At the very start, in her introduction, Subhadra Sen Gupta puts you in the mood to read. There is that rather obvious positivity in the opening/introductory lines that pulls along even adults like me. Who would not like to escape from the chaos spread around, towards those long stretches of exciting distractions holding sway.
Neither Bhojpur nor ‘Naxalism’ stand at the heart of the issues which this book raises. The places, the dates, the individuals—and the ‘-ism’ attributed to them-pale into relative insignificance besides the deeper causes, and the long-running continuities, of the struggle for land rights and human dignities which is the real substance of this work.

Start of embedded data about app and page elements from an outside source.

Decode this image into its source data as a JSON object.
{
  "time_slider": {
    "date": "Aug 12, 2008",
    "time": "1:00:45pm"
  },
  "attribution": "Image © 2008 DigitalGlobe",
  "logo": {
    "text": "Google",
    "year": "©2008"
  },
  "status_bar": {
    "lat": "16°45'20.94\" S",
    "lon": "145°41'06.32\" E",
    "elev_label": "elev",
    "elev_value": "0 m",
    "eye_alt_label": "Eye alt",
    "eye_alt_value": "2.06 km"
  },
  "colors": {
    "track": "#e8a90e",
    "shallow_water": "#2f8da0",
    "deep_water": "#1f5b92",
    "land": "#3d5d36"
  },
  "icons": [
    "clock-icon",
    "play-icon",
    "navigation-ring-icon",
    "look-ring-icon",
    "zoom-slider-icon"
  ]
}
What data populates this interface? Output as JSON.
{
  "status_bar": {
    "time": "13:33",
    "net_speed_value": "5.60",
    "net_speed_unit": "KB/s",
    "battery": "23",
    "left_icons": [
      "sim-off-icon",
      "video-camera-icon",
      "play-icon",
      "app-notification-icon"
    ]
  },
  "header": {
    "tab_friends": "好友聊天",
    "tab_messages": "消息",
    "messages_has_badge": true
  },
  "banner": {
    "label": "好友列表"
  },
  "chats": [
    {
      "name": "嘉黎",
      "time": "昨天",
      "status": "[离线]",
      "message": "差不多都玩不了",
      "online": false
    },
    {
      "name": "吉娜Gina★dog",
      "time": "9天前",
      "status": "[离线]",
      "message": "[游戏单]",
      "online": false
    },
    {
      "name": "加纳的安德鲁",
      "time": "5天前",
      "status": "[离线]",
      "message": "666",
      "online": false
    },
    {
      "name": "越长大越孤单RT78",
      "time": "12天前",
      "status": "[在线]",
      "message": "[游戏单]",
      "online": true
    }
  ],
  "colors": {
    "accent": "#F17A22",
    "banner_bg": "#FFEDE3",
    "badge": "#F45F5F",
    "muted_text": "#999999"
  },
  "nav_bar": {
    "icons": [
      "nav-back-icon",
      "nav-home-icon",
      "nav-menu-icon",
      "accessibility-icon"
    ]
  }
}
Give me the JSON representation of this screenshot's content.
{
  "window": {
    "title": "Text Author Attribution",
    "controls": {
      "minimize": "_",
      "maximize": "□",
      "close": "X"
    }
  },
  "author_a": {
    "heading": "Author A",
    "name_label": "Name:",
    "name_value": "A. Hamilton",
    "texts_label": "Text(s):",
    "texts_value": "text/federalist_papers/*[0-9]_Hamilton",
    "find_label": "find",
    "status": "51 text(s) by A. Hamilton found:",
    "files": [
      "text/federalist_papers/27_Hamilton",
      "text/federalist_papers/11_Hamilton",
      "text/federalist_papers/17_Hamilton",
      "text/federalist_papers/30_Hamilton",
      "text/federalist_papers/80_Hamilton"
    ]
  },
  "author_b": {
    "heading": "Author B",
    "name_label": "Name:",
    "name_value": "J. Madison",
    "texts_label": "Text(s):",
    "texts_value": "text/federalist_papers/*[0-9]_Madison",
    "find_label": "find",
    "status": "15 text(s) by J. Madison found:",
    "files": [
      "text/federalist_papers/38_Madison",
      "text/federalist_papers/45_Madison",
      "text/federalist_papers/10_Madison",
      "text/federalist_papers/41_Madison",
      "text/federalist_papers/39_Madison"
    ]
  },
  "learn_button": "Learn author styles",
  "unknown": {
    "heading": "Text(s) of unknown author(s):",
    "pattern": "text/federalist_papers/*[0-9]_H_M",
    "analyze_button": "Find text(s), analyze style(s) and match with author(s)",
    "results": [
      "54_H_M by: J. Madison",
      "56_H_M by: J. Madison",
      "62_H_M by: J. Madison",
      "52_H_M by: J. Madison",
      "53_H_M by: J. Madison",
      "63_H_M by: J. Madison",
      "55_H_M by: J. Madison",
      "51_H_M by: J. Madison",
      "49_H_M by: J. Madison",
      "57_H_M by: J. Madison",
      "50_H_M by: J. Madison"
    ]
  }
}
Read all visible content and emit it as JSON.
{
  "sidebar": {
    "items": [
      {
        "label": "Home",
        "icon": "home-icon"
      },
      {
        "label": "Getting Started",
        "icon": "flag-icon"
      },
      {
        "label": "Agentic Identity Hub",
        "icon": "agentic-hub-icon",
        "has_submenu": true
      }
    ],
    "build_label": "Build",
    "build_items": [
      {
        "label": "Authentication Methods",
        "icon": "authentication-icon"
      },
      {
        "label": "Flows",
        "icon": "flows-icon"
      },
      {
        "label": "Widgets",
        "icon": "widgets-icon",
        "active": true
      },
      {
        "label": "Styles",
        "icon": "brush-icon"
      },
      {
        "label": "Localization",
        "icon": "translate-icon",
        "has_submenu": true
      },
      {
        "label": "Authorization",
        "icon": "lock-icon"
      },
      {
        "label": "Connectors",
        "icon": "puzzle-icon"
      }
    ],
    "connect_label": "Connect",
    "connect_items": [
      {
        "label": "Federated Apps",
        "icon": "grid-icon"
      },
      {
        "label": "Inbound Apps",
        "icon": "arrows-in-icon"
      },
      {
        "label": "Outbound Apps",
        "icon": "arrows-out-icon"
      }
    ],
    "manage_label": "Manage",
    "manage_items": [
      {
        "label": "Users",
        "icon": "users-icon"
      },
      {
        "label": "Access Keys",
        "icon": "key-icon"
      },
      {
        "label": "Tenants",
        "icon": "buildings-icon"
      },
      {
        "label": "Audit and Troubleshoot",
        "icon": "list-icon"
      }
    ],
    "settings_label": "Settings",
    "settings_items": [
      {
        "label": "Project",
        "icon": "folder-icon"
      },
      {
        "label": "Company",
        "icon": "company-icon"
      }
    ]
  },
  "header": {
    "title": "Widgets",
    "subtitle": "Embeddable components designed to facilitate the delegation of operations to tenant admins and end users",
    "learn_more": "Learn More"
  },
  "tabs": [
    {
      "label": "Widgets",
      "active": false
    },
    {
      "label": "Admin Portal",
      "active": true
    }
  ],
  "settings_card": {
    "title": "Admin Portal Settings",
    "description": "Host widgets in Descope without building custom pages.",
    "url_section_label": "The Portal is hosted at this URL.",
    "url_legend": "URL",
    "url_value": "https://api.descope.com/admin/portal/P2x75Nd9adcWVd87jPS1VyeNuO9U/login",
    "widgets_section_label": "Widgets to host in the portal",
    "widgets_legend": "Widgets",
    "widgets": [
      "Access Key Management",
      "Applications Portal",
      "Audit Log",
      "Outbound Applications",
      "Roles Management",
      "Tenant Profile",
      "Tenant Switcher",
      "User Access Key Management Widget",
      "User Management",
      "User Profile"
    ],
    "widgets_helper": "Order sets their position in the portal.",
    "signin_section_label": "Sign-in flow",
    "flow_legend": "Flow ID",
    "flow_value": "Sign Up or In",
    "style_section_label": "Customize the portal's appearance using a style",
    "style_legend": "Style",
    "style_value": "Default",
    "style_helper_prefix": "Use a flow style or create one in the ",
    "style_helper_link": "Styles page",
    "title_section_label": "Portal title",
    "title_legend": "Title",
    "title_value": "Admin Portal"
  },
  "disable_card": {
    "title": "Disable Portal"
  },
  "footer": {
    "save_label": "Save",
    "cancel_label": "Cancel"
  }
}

The Storyteller: Tales from the Arabian Nights is a pretty good version of the Arabian Nights for children. It has some of the not so well-known stories in it such as ‘The King and the Physician Douban’ and ‘The Diamond Anklet,’ as well as well known ones, tailored for child readers.
In her well-written book, The Communal Edge to Plural Societies, Ratna Naidu explores the social morphology of the communal question in India and Malaysia. She probes into the normative structure of communalism, the contextual differences between communalism and nationalism, and, most significantly, on the vastly different assumptions in the approaches of the political elites in the two countries.
The Amazing Moustaches of Moochhandar the Iron Man and Other Stories has four terrific stories. ‘The Giant of the Bakery’ is about Molka the Giant, a fantastic baker. He comes to ‘a nice little town by the sea which is neither too noisy, nor too quite, and had neither too many people, nor too few,’ a perfect little town to start his own bakery.
Every schoolchild in India is familiar with the history of the great Emperor Akbar who had ruled our country with strength, compassion and understanding. Not just a conquering warrior, he was also known as a great statesman, thinker and humanist, who succeeded in maintaining peace and harmony throughout his vast empire.